I saw the library, the swimming pool, the gymnasium, various classrooms, etc. etc. I kept asking “When will I see the organ?”
Well, we finally arrived in a dingy room that looked like it may have been converted from a furnace room, and there was the Organ! It was an old, and I mean Old Relic of an instrument. It was a two keyboard, Baldwin 5, with a couple of humongous speaker cabinets. I had hoped for at least a two manual pipe organ.
I almost said, “You’ve got to be kidding me!” But I held my breath and hid my disappointment as well as I could.
Of course they asked me to play a couple of songs, which I did. I improvised on a couple of hymns, but inspiration is hard to come by on a decrepit Baldwin 5 in a converted furnace room! They were much more impressed than I. The ordeal ended, and we went back to the conference room.
They thanked me for coming and said, “We’ll be in touch.”
I said my “goodbyes”, thanked them for their hospitality, and was brought back to the airport.
The flight home was uneventful. I doubted that I would ever hear from them again.
Early Monday morning my phone rang. It was Pastor Ralph telling me that they were very impressed with me and their unanimous vote was in my favor, and could I fly up again, at their cost of course, next Saturday to sign a contract. I said, “Thank You, Yes I Will! Thank you again!
The following Saturday I again flew up to Hancock, signed the contract, and began a new phase of my life.
Later that summer I was in charge of a Driver Education Program for the Reese, Michigan School District near Saginaw, Michigan. Earlier in my career I had picked up a Driver Education Teaching Certificate. It provided me with some much needed additional income during the summer months. I had a long weekend break coming up and decided to drive up to Hancock, and look for an apartment for the coming year.
Reese is right off Interstate 75, so it was an easy shot up 75, cross the Mackinac Bridge, turn left, drive another 250 miles and you are in Hancock. Crossing the big bridge was lovely but a bit scary. You can actually see the water below through the open grate road surface. I was thankful when I reached the other side. Another five hours to my destination. I began to realize that Hancock was somewhere near the end of the earth! As I began driving west I came upon a weird billboard. In huge letters it proclaimed “PASTIES FOR SALE.” In my previous travels I had seen off the highway signs advertising “ADULT BOOK STORE,” but never one that in huge letters advertised “PASTIES FOR SALE.” I really began to wonder about this U.P., my new residence to be!

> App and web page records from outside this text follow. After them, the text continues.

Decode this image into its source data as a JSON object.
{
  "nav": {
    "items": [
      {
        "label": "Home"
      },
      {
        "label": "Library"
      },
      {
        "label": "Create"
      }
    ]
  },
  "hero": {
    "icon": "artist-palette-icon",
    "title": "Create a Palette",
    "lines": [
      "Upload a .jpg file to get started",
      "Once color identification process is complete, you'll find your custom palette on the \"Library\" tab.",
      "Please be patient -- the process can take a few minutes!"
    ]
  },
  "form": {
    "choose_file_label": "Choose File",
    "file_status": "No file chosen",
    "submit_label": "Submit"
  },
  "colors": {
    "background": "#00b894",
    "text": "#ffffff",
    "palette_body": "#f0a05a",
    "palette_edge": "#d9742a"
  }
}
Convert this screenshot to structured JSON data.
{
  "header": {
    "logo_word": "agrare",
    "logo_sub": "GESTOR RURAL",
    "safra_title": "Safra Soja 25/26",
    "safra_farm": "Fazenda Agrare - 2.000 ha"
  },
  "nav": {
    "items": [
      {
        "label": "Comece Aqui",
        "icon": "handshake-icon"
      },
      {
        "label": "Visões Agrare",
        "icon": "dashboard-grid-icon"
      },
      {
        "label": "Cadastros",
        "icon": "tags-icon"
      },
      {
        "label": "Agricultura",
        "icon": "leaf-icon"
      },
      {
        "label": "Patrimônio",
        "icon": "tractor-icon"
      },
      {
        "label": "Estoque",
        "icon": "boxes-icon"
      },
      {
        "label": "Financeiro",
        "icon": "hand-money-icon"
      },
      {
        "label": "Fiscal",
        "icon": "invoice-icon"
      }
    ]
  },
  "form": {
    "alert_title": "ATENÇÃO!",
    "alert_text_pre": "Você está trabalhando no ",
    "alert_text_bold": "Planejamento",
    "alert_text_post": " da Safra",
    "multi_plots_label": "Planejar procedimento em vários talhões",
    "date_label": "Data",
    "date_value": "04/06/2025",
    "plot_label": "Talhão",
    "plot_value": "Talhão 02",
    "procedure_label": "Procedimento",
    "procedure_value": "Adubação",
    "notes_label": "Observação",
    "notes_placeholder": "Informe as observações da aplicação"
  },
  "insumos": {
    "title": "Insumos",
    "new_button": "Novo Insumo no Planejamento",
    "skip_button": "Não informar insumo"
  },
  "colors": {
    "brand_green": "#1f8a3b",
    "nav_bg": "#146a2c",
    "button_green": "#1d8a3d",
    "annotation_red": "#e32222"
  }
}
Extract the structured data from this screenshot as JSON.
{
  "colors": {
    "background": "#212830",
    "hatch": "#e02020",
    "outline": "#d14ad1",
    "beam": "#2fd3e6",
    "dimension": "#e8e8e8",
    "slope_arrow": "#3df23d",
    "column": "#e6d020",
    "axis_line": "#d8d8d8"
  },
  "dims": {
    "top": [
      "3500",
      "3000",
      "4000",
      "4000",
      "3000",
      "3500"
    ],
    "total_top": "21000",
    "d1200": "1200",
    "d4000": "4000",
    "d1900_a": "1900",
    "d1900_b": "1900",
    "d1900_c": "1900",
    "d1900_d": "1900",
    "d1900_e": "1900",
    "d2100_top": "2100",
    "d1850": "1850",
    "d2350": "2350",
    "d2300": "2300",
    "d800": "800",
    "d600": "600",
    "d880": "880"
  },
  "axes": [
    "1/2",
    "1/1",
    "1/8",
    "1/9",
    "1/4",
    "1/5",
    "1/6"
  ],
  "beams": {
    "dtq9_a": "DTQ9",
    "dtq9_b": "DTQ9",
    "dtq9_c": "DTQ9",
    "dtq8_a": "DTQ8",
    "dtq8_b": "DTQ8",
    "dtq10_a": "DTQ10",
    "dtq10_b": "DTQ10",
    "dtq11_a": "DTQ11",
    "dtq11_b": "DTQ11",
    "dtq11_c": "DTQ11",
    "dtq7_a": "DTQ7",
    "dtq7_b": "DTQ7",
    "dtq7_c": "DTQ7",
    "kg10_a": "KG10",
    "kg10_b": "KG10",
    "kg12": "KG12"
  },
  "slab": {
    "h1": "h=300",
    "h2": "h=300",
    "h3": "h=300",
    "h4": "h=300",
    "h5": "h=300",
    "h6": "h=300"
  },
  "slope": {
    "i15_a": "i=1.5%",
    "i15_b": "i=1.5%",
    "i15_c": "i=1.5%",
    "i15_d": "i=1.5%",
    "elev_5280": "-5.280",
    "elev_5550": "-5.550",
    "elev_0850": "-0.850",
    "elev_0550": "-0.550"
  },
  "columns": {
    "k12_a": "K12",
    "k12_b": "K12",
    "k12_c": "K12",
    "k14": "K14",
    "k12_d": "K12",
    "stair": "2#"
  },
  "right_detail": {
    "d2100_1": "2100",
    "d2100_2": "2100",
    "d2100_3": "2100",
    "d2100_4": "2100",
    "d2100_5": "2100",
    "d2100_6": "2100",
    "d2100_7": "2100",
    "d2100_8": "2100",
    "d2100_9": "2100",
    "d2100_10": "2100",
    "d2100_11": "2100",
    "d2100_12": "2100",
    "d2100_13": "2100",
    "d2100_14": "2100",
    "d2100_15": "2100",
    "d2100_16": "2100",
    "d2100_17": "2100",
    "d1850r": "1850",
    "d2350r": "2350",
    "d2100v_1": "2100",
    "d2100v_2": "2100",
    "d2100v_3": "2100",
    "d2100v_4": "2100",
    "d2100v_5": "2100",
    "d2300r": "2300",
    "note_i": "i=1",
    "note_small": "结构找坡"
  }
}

EDITOR’S NOTE: Gerrit Lamain is a former Copper Country resident who served as a music professor at Suomi College. He was also the organist for the Michigan Tech hockey team before moving on to the Minnesota North Stars.